You’ll need basic kitchen items such as pots and pans as well as specialized tools like grinders for grinding meat or food processors for chopping or pureeing vegetables if desired.
These items may already exist in your kitchen but if not they will need to be purchased separately which adds additional expense to the overall cost equation when comparing homemade vs commercial options for feeding your fur babies.
In the end, it’s a matter of individual inclination contingent upon one’s particular situation. Before settling on a choice, it is essential to explore all your options.
FAQs in Relation to Comprehensive Guide on Preparing Homemade Do Food on a Budget
Can it be cheaper to make your own dog food?
Yes, creating your own canine cuisine can be less expensive than purchasing pre-made kibble. It may be more economical to create your own canine cuisine than to purchase pre-prepared meals from the shop.
Whipping up your own dog food provides the opportunity to tailor-make a nutrition plan for your furry companion, enabling you to be certain of what’s going into their diet.
You also wield the power to determine what goes into your pup’s meals, granting you insight as to precisely what sustenance they are receiving.
Making homemade meals can help reduce waste since you are only using what’s necessary for each meal. With a little bit of research and planning, it’s possible to create healthy and delicious meals that will save money in the long run.
What is the cheapest way to make dog food?
Creating your own canine cuisine is the most economical method to guarantee that your pup receives a balanced diet. Mixing up some oats, veg, and lean meats can be a great way to make sure your pup gets the nutrition they need at an affordable price.
Start by cooking the oats in water until they are soft and then add chopped vegetables like carrots or broccoli.
Then add cooked lean meat such as chicken or turkey for protein. Mix everything together and serve it warm or cold depending on your pet’s preference. With this method, you can make sure that your pup has a healthy diet without breaking the bank.
How do I make sure my homemade dog food has enough nutrients?

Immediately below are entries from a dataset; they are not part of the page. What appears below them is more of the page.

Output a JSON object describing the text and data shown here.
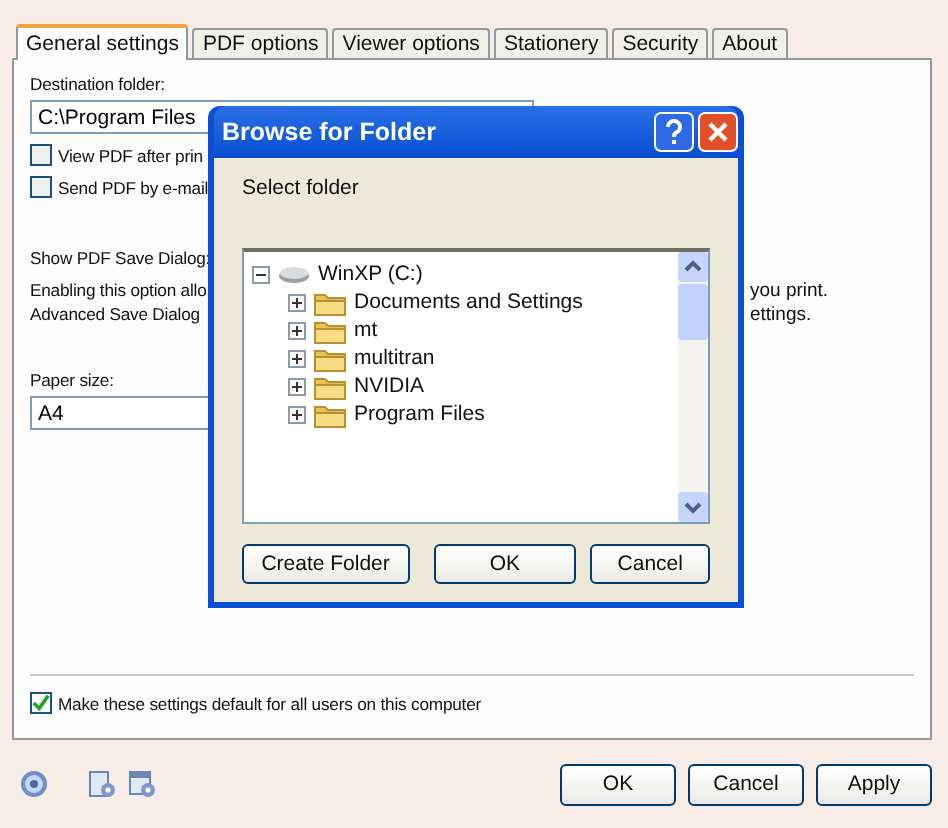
{
  "tabs": [
    {
      "label": "General settings",
      "selected": true
    },
    {
      "label": "PDF options",
      "selected": false
    },
    {
      "label": "Viewer options",
      "selected": false
    },
    {
      "label": "Stationery",
      "selected": false
    },
    {
      "label": "Security",
      "selected": false
    },
    {
      "label": "About",
      "selected": false
    }
  ],
  "destination": {
    "label": "Destination folder:",
    "value": "C:\\Program Files"
  },
  "options": [
    {
      "label": "View PDF after prin",
      "checked": false
    },
    {
      "label": "Send PDF by e-mail",
      "checked": false
    }
  ],
  "save_dialog": {
    "label": "Show PDF Save Dialog:",
    "description": [
      {
        "left": "Enabling this option allo",
        "right": "you print."
      },
      {
        "left": "Advanced Save Dialog",
        "right": "ettings."
      }
    ]
  },
  "paper_size": {
    "label": "Paper size:",
    "value": "A4"
  },
  "default_all_users": {
    "label": "Make these settings default for all users on this computer",
    "checked": true
  },
  "buttons": [
    "OK",
    "Cancel",
    "Apply"
  ],
  "dialog": {
    "title": "Browse for Folder",
    "prompt": "Select folder",
    "tree": [
      {
        "label": "WinXP (C:)",
        "kind": "drive",
        "expanded": true,
        "children": [
          {
            "label": "Documents and Settings",
            "kind": "folder",
            "expanded": false
          },
          {
            "label": "mt",
            "kind": "folder",
            "expanded": false
          },
          {
            "label": "multitran",
            "kind": "folder",
            "expanded": false
          },
          {
            "label": "NVIDIA",
            "kind": "folder",
            "expanded": false
          },
          {
            "label": "Program Files",
            "kind": "folder",
            "expanded": false
          }
        ]
      }
    ],
    "buttons": [
      "Create  Folder",
      "OK",
      "Cancel"
    ]
  }
}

It is important to ensure that your homemade dog food has the right balance of nutrients.
Analyze your pup’s nutritional requirements and any health problems it may have, based on its breed and age.
Think about incorporating an assortment of components, such as lean meats, eggs, veggies, fruits, grains, and dairy products.

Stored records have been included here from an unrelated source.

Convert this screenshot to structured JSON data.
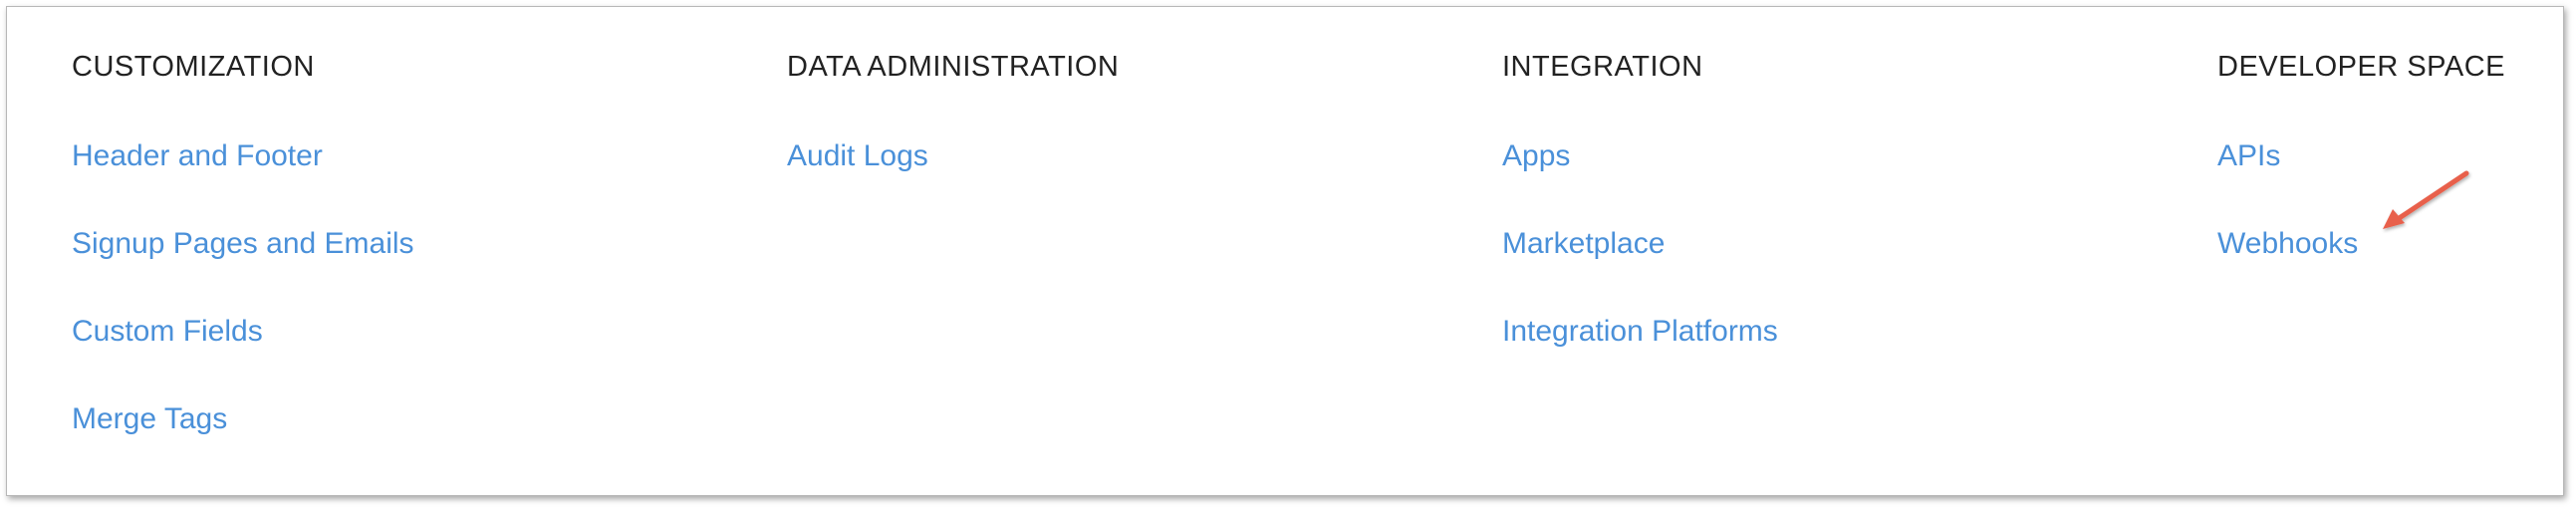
{
  "colors": {
    "link": "#4a90d9",
    "header": "#222222",
    "annotation_arrow": "#e8604c"
  },
  "columns": [
    {
      "title": "CUSTOMIZATION",
      "links": [
        {
          "label": "Header and Footer"
        },
        {
          "label": "Signup Pages and Emails"
        },
        {
          "label": "Custom Fields"
        },
        {
          "label": "Merge Tags"
        }
      ]
    },
    {
      "title": "DATA ADMINISTRATION",
      "links": [
        {
          "label": "Audit Logs"
        }
      ]
    },
    {
      "title": "INTEGRATION",
      "links": [
        {
          "label": "Apps"
        },
        {
          "label": "Marketplace"
        },
        {
          "label": "Integration Platforms"
        }
      ]
    },
    {
      "title": "DEVELOPER SPACE",
      "links": [
        {
          "label": "APIs"
        },
        {
          "label": "Webhooks"
        }
      ]
    }
  ],
  "annotation": {
    "icon": "arrow-pointer-icon",
    "points_to": "Webhooks"
  }
}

Make sure to include sources of essential fatty acids like fish oil or flaxseed oil for healthy skin and coat. Additionally, add supplements such as vitamins and minerals to make sure all nutrient requirements are met.

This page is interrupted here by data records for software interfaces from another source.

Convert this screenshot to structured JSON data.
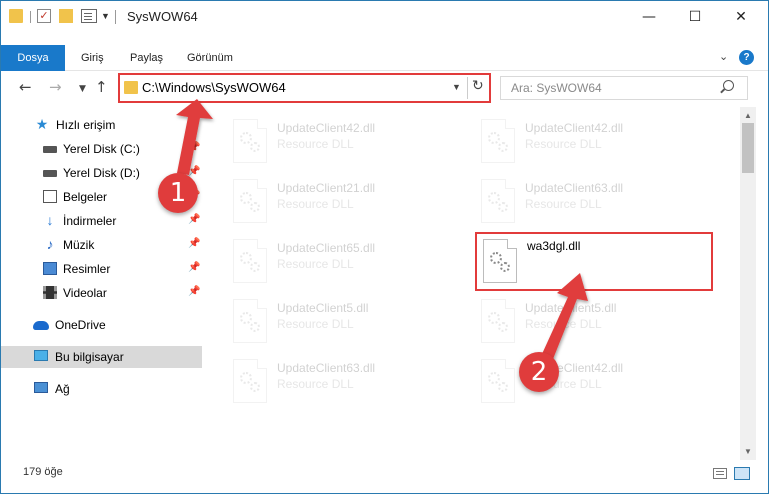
{
  "window": {
    "title": "SysWOW64"
  },
  "ribbon": {
    "file_tab": "Dosya",
    "tabs": [
      "Giriş",
      "Paylaş",
      "Görünüm"
    ]
  },
  "address_bar": {
    "path": "C:\\Windows\\SysWOW64"
  },
  "search": {
    "placeholder": "Ara: SysWOW64"
  },
  "nav_pane": {
    "quick_access": "Hızlı erişim",
    "items": [
      {
        "label": "Yerel Disk (C:)",
        "icon": "drive-icon",
        "pinned": true
      },
      {
        "label": "Yerel Disk (D:)",
        "icon": "drive-icon",
        "pinned": true
      },
      {
        "label": "Belgeler",
        "icon": "documents-icon",
        "pinned": true
      },
      {
        "label": "İndirmeler",
        "icon": "downloads-icon",
        "pinned": true
      },
      {
        "label": "Müzik",
        "icon": "music-icon",
        "pinned": true
      },
      {
        "label": "Resimler",
        "icon": "pictures-icon",
        "pinned": true
      },
      {
        "label": "Videolar",
        "icon": "videos-icon",
        "pinned": true
      }
    ],
    "onedrive": "OneDrive",
    "this_pc": "Bu bilgisayar",
    "network": "Ağ"
  },
  "files": {
    "left": [
      {
        "name": "UpdateClient42.dll",
        "type": "Resource DLL"
      },
      {
        "name": "UpdateClient21.dll",
        "type": "Resource DLL"
      },
      {
        "name": "UpdateClient65.dll",
        "type": "Resource DLL"
      },
      {
        "name": "UpdateClient5.dll",
        "type": "Resource DLL"
      },
      {
        "name": "UpdateClient63.dll",
        "type": "Resource DLL"
      }
    ],
    "right": [
      {
        "name": "UpdateClient42.dll",
        "type": "Resource DLL"
      },
      {
        "name": "UpdateClient63.dll",
        "type": "Resource DLL"
      },
      {
        "name": "wa3dgl.dll",
        "type": ""
      },
      {
        "name": "UpdateClient5.dll",
        "type": "Resource DLL"
      },
      {
        "name": "UpdateClient42.dll",
        "type": "Resource DLL"
      }
    ]
  },
  "status": {
    "count": "179 öğe"
  },
  "annotations": {
    "step1": "1",
    "step2": "2"
  },
  "colors": {
    "accent": "#1979ca",
    "highlight": "#e23b3b"
  }
}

Finally, if you feel the need, always consult with a veterinarian before making changes in your pet’s diet for optimal health benefits.
What should be the main ingredient in homemade dog food?
Homemade dog food should include a balanced mix of proteins, carbohydrates, fats, vitamins, and minerals.
Proteins can come from lean meats such as chicken or fish, while carbohydrates can be found in grains like oats or brown rice. Fats are important for energy and skin health; sources include olive oil or flaxseed oil.
Vitamins and minerals are crucial for good health, so make sure to include them in your pup’s diet with products such as carrots or apples. Finally, it’s important to make sure that all ingredients are fresh to ensure the best nutrition for your pup.
Creating your own pet food can be a savvy and nutritious way to feed your four-legged friend. A homemade diet is far and away a better option than feeding commercial dog food.
With this comprehensive guide on preparing a homemade dog food diet on a budget, you now have all the information you need to make an informed decision about what type of diet is best for your pup.
From discussing the benefits of homemade dog food vs commercial food, providing vet-approved recipes, exploring cooked and raw diets, adding supplements, and comparing costs – this guide has it all. So why not give it a try? You could discover that creating your own canine chow is simpler than you envisioned.
Let us show you how easy it can be to prepare delicious homemade dog food on a budget.